Sundial discs – designs
It’s been 40 years since volunteers first cleared the ground for Windmill Hill City Farm to begin. We are celebrating by creating a legacy – a sundial that will be a permanent fixture at the front of the farm. The sundial is operated by you and your shadow will tell the time!
We have invited our local community to take part in creating the designs for our sundial discs. Over the last three months children and adults have been sharing their ideas by drawing them, writing them down or chatting about them. Here are some of the people who have taken part.
Recently I wrote a super positive blog post on freelancing, which was quite brilliant. Today I want to share with you the dark side of walking this self-employment path, the side that no-one really wants to admit to. It’s been a long grey winter, cold and stacked full of illnesses. I would never usually utter this word but the….. Conservatives… have been making the decisions in this country for long enough for it to impact most people that I care about. Arts cuts that were made and continue being made, make me feel like I am lucky to be floating on the single plank I have hold of. The rest of the ship was sunk a while ago, some of the wood has been dried out and used for firewood. In my wisdom..cough…cough, I have at this point chosen to commit and commit hard to my arts career and further my specialist skills by taking an MA in Professional writing. My optimism paints a brand new world of midnight skies and stars to wish upon, while I dig up stories made from forgotten buried bones.

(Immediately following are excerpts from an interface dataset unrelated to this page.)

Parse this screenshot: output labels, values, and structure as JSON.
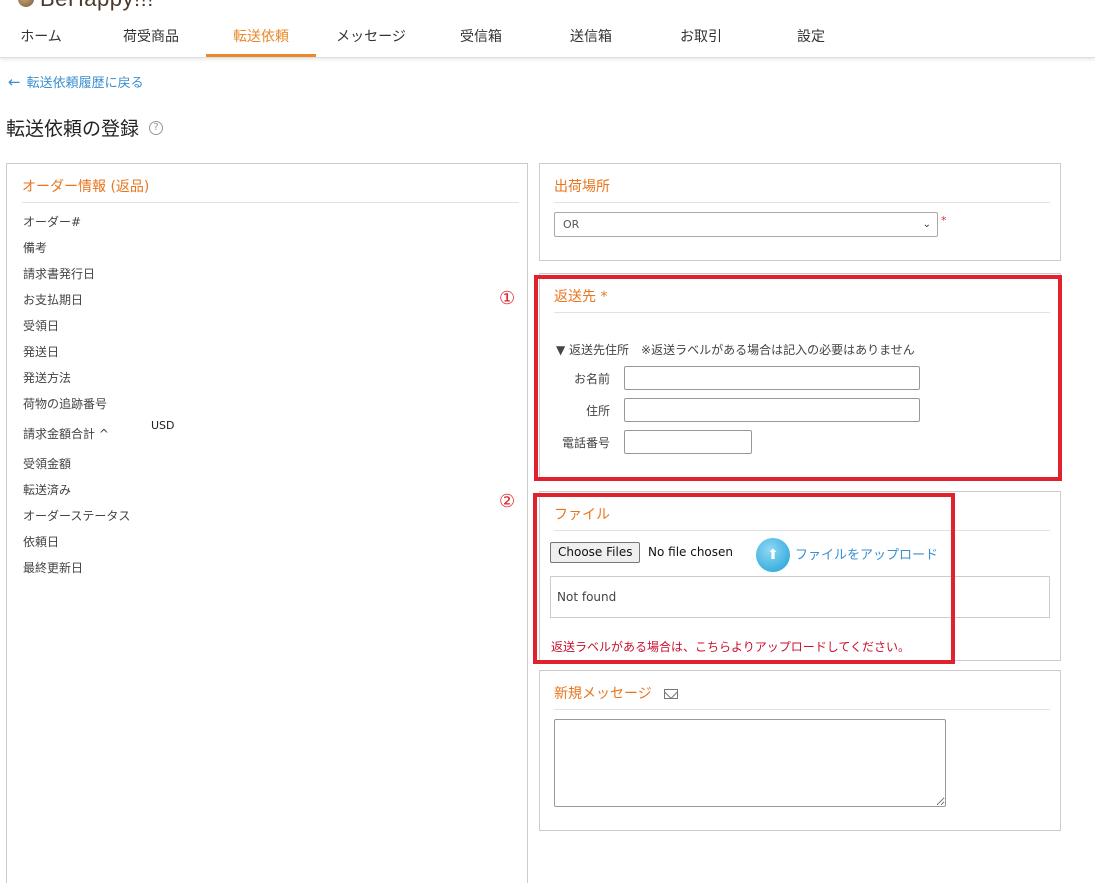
{
  "logo": {
    "text": "BeHappy!!!"
  },
  "nav": {
    "items": [
      {
        "label": "ホーム"
      },
      {
        "label": "荷受商品"
      },
      {
        "label": "転送依頼"
      },
      {
        "label": "メッセージ"
      },
      {
        "label": "受信箱"
      },
      {
        "label": "送信箱"
      },
      {
        "label": "お取引"
      },
      {
        "label": "設定"
      }
    ],
    "active_index": 2
  },
  "back_link": {
    "label": "転送依頼履歴に戻る"
  },
  "page": {
    "title": "転送依頼の登録"
  },
  "order_info": {
    "title": "オーダー情報 (返品)",
    "fields": [
      {
        "label": "オーダー#"
      },
      {
        "label": "備考"
      },
      {
        "label": "請求書発行日"
      },
      {
        "label": "お支払期日"
      },
      {
        "label": "受領日"
      },
      {
        "label": "発送日"
      },
      {
        "label": "発送方法"
      },
      {
        "label": "荷物の追跡番号"
      },
      {
        "label": "請求金額合計 ^",
        "currency": "USD"
      },
      {
        "label": "受領金額"
      },
      {
        "label": "転送済み"
      },
      {
        "label": "オーダーステータス"
      },
      {
        "label": "依頼日"
      },
      {
        "label": "最終更新日"
      }
    ]
  },
  "ship_from": {
    "title": "出荷場所",
    "selected": "OR",
    "required_mark": "*"
  },
  "return_dest": {
    "title": "返送先",
    "required_mark": "*",
    "heading": "▼ 返送先住所　※返送ラベルがある場合は記入の必要はありません",
    "name_label": "お名前",
    "address_label": "住所",
    "phone_label": "電話番号",
    "name_value": "",
    "address_value": "",
    "phone_value": ""
  },
  "file": {
    "title": "ファイル",
    "choose_label": "Choose Files",
    "no_file_text": "No file chosen",
    "upload_label": "ファイルをアップロード",
    "empty_text": "Not found",
    "note": "返送ラベルがある場合は、こちらよりアップロードしてください。"
  },
  "message": {
    "title": "新規メッセージ",
    "value": ""
  },
  "annotations": {
    "marker_1": "①",
    "marker_2": "②",
    "frame_color": "#e0222e"
  },
  "colors": {
    "accent": "#e8761e",
    "link": "#3a8fd0",
    "note_red": "#c8102e"
  }
}
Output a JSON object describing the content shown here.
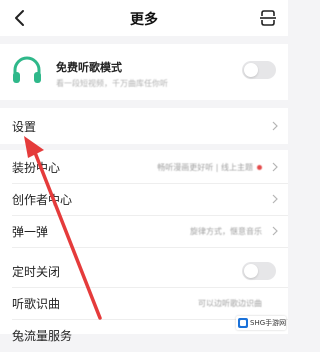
{
  "header": {
    "title": "更多"
  },
  "free_mode": {
    "title": "免费听歌模式",
    "subtitle": "看一段短视频，千万曲库任你听"
  },
  "settings": {
    "label": "设置"
  },
  "items": [
    {
      "label": "装扮中心",
      "value": "畅听漫画更好听 | 线上主题"
    },
    {
      "label": "创作者中心",
      "value": ""
    },
    {
      "label": "弹一弹",
      "value": "旋律方式，惬意音乐"
    },
    {
      "label": "定时关闭",
      "value": ""
    },
    {
      "label": "听歌识曲",
      "value": "可以边听歌边识曲"
    },
    {
      "label": "兔流量服务",
      "value": ""
    }
  ],
  "watermark": {
    "text": "SHG手游网"
  },
  "colors": {
    "accent": "#2fb88a",
    "arrow": "#e53b3b",
    "badge": "#e44a4a"
  }
}
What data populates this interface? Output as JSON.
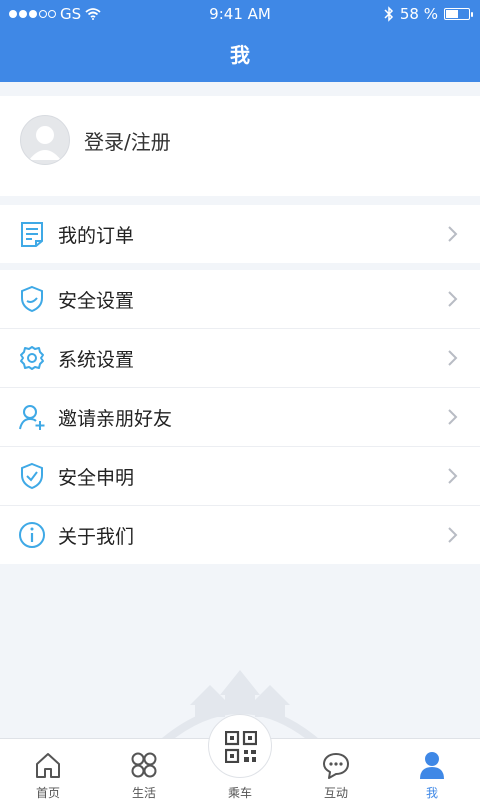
{
  "status_bar": {
    "carrier": "GS",
    "time": "9:41 AM",
    "battery_text": "58 %",
    "battery_level": 0.58
  },
  "nav": {
    "title": "我"
  },
  "profile": {
    "login_label": "登录/注册"
  },
  "orders": {
    "label": "我的订单"
  },
  "menu": [
    {
      "label": "安全设置",
      "icon": "shield-icon"
    },
    {
      "label": "系统设置",
      "icon": "gear-icon"
    },
    {
      "label": "邀请亲朋好友",
      "icon": "add-user-icon"
    },
    {
      "label": "安全申明",
      "icon": "shield-check-icon"
    },
    {
      "label": "关于我们",
      "icon": "info-icon"
    }
  ],
  "tabbar": {
    "tabs": [
      {
        "label": "首页",
        "icon": "home-icon"
      },
      {
        "label": "生活",
        "icon": "life-icon"
      },
      {
        "label": "乘车",
        "icon": "qr-code-icon"
      },
      {
        "label": "互动",
        "icon": "chat-icon"
      },
      {
        "label": "我",
        "icon": "person-icon"
      }
    ],
    "active_index": 4
  },
  "colors": {
    "primary": "#3f88e6",
    "background": "#f2f5f9",
    "icon_blue": "#3fa9e6"
  }
}
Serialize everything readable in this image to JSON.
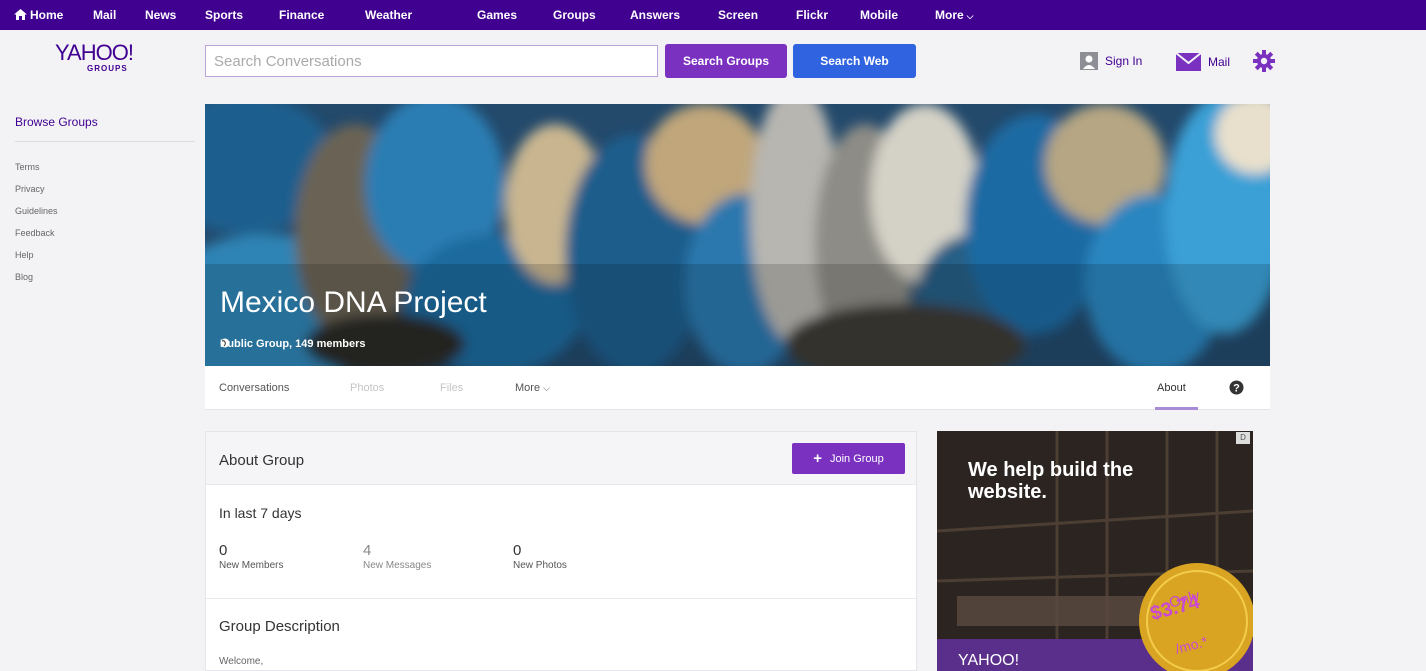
{
  "topnav": {
    "items": [
      "Home",
      "Mail",
      "News",
      "Sports",
      "Finance",
      "Weather",
      "Games",
      "Groups",
      "Answers",
      "Screen",
      "Flickr",
      "Mobile",
      "More"
    ]
  },
  "logo": {
    "word": "YAHOO!",
    "sub": "GROUPS"
  },
  "search": {
    "placeholder": "Search Conversations",
    "groups_label": "Search Groups",
    "web_label": "Search Web"
  },
  "user": {
    "signin_label": "Sign In",
    "mail_label": "Mail"
  },
  "sidebar": {
    "browse": "Browse Groups",
    "links": [
      "Terms",
      "Privacy",
      "Guidelines",
      "Feedback",
      "Help",
      "Blog"
    ]
  },
  "cover": {
    "title": "Mexico DNA Project",
    "meta": "Public Group, 149 members"
  },
  "tabs": {
    "conversations": "Conversations",
    "photos": "Photos",
    "files": "Files",
    "more": "More",
    "about": "About"
  },
  "about": {
    "title": "About Group",
    "join_label": "Join Group",
    "last7": "In last 7 days",
    "stats": [
      {
        "value": "0",
        "label": "New Members"
      },
      {
        "value": "4",
        "label": "New Messages"
      },
      {
        "value": "0",
        "label": "New Photos"
      }
    ],
    "desc_title": "Group Description",
    "welcome": "Welcome,"
  },
  "ad": {
    "headline": "We help build the website.",
    "only": "Only",
    "price": "$3.74",
    "per": "/mo.*",
    "brand": "YAHOO!",
    "badge": "D"
  },
  "colors": {
    "brand_purple": "#400090",
    "button_purple": "#7b31c0",
    "button_blue": "#2f63e0"
  }
}
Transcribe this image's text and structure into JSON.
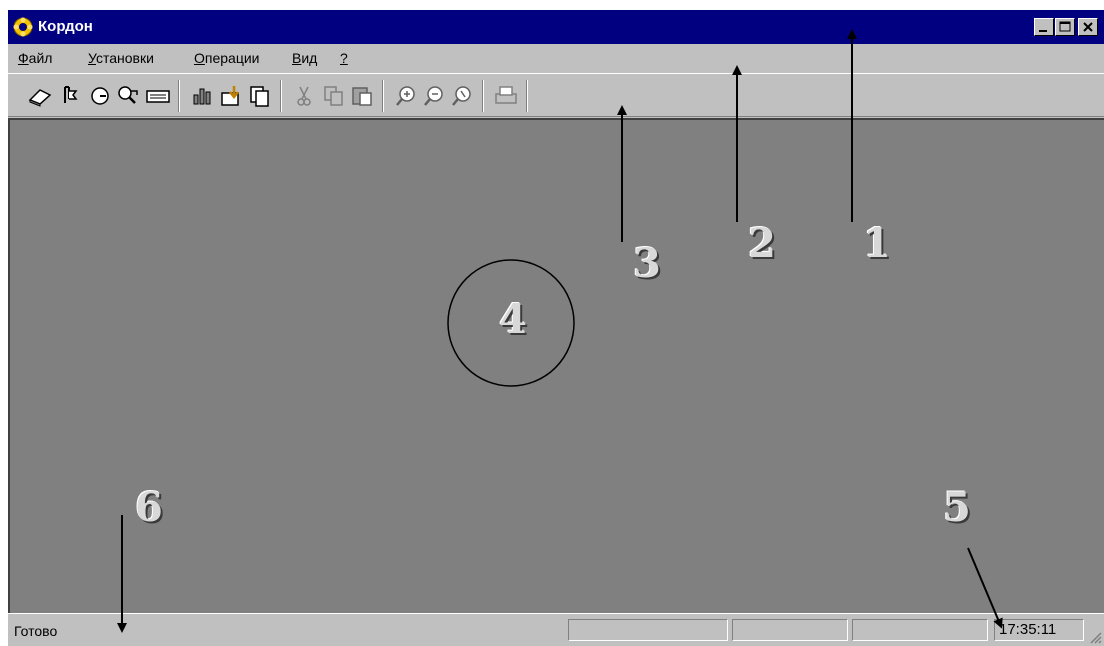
{
  "window": {
    "title": "Кордон",
    "controls": [
      "minimize-icon",
      "maximize-icon",
      "close-icon"
    ]
  },
  "menu": {
    "items": [
      {
        "ul": "Ф",
        "rest": "айл"
      },
      {
        "ul": "У",
        "rest": "становки"
      },
      {
        "ul": "О",
        "rest": "перации"
      },
      {
        "ul": "В",
        "rest": "ид"
      },
      {
        "ul": "?",
        "rest": ""
      }
    ]
  },
  "toolbar": {
    "icons": [
      "eraser-icon",
      "pin-icon",
      "clock-icon",
      "search-key-icon",
      "keyboard-icon",
      "equalizer-icon",
      "export-icon",
      "copy-pages-icon",
      "cut-icon",
      "copy-icon",
      "paste-icon",
      "zoom-in-icon",
      "zoom-out-icon",
      "zoom-reset-icon",
      "print-icon"
    ]
  },
  "status": {
    "text": "Готово",
    "clock": "17:35:11"
  },
  "callouts": {
    "labels": [
      "1",
      "2",
      "3",
      "4",
      "5",
      "6"
    ]
  }
}
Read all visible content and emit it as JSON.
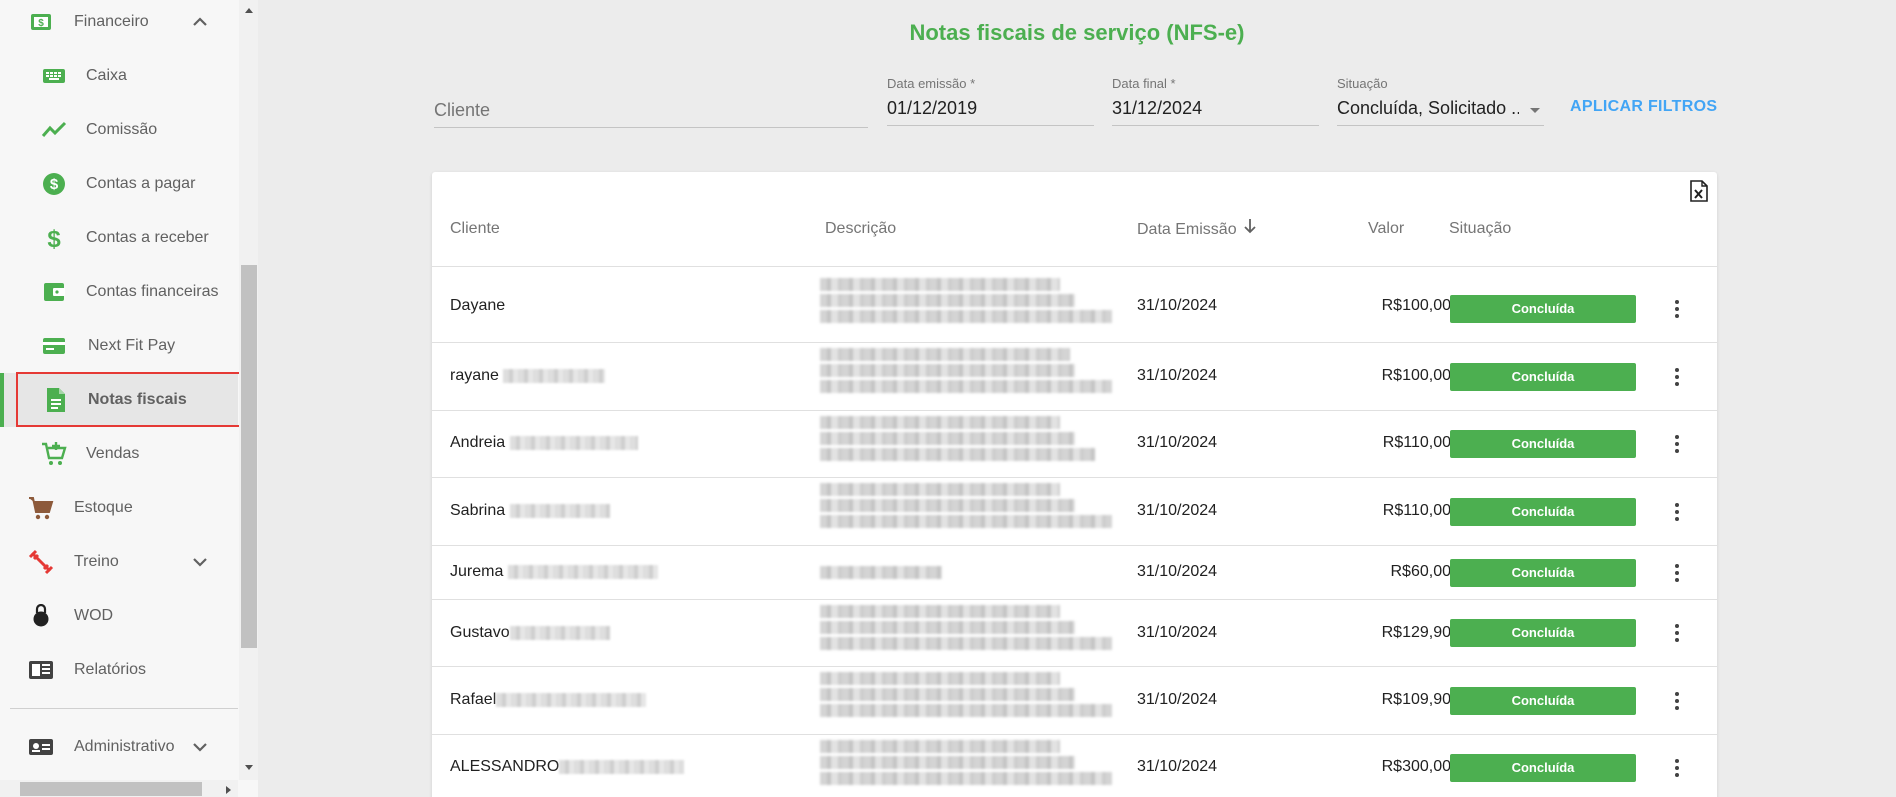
{
  "page": {
    "title": "Notas fiscais de serviço (NFS-e)"
  },
  "sidebar": {
    "items": [
      {
        "label": "Financeiro",
        "icon": "money-icon",
        "expanded": true
      },
      {
        "label": "Caixa",
        "icon": "keyboard-icon"
      },
      {
        "label": "Comissão",
        "icon": "trending-icon"
      },
      {
        "label": "Contas a pagar",
        "icon": "dollar-circle-icon"
      },
      {
        "label": "Contas a receber",
        "icon": "dollar-icon"
      },
      {
        "label": "Contas financeiras",
        "icon": "wallet-icon"
      },
      {
        "label": "Next Fit Pay",
        "icon": "card-icon"
      },
      {
        "label": "Notas fiscais",
        "icon": "document-icon",
        "active": true
      },
      {
        "label": "Vendas",
        "icon": "cart-add-icon"
      },
      {
        "label": "Estoque",
        "icon": "cart-icon"
      },
      {
        "label": "Treino",
        "icon": "dumbbell-icon",
        "expandable": true
      },
      {
        "label": "WOD",
        "icon": "kettlebell-icon"
      },
      {
        "label": "Relatórios",
        "icon": "report-icon"
      },
      {
        "label": "Administrativo",
        "icon": "id-card-icon",
        "expandable": true
      }
    ]
  },
  "filters": {
    "cliente_placeholder": "Cliente",
    "data_emissao_label": "Data emissão *",
    "data_emissao_value": "01/12/2019",
    "data_final_label": "Data final *",
    "data_final_value": "31/12/2024",
    "situacao_label": "Situação",
    "situacao_value": "Concluída, Solicitado ...",
    "apply_label": "APLICAR FILTROS"
  },
  "table": {
    "headers": {
      "cliente": "Cliente",
      "descricao": "Descrição",
      "data_emissao": "Data Emissão",
      "valor": "Valor",
      "situacao": "Situação"
    },
    "rows": [
      {
        "cliente": "Dayane",
        "data": "31/10/2024",
        "valor": "R$100,00",
        "situacao": "Concluída"
      },
      {
        "cliente": "rayane",
        "data": "31/10/2024",
        "valor": "R$100,00",
        "situacao": "Concluída"
      },
      {
        "cliente": "Andreia",
        "data": "31/10/2024",
        "valor": "R$110,00",
        "situacao": "Concluída"
      },
      {
        "cliente": "Sabrina",
        "data": "31/10/2024",
        "valor": "R$110,00",
        "situacao": "Concluída"
      },
      {
        "cliente": "Jurema",
        "data": "31/10/2024",
        "valor": "R$60,00",
        "situacao": "Concluída"
      },
      {
        "cliente": "Gustavo",
        "data": "31/10/2024",
        "valor": "R$129,90",
        "situacao": "Concluída"
      },
      {
        "cliente": "Rafael",
        "data": "31/10/2024",
        "valor": "R$109,90",
        "situacao": "Concluída"
      },
      {
        "cliente": "ALESSANDRO",
        "data": "31/10/2024",
        "valor": "R$300,00",
        "situacao": "Concluída"
      }
    ]
  },
  "colors": {
    "accent": "#4caf50",
    "link": "#42a5f5",
    "highlight": "#e53935"
  }
}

I’m at that point again, when everything and nothing are equally possible. As a freelance artist and a mother, this time of year utterly floors me. I swing from knowing doors are opening for me and contracts are being signed, to crying, wailing and looking at job adverts – I know I need to keep the freelancer faith. In August I stay home with my children, flirting with the odd piece of work. My skills become buried under litres of wine, sunshine and young laughter. I’ve grown so comfortable with my own languishing this summer that I’ve forgotten what I do.
The air has changed, its damp and I can’t dry any clothes. Homes are cleared of children, they march back along the streets in line, with their uniforms on. Shop keepers grow fat on the profits of stationary, new shoes and the angst of parents.
I can’t quite reach myself. The silence I have craved for the past six weeks of the school holidays is deafening. Loneliness floats around the edges of my existence, I don’t know if it’s mine to claim or an innocent bystander.
I search through the dust on my furniture, knowing the past me, the working me, is there somewhere. If I move enough things and create the right amount of vacant space, I could re-construct myself. Under a paper-work pile I find fragments of my future. Shards of ideas get stuck, splintered in my feet, but I refuse to pull them out. I’d rather wait until they infect me into action.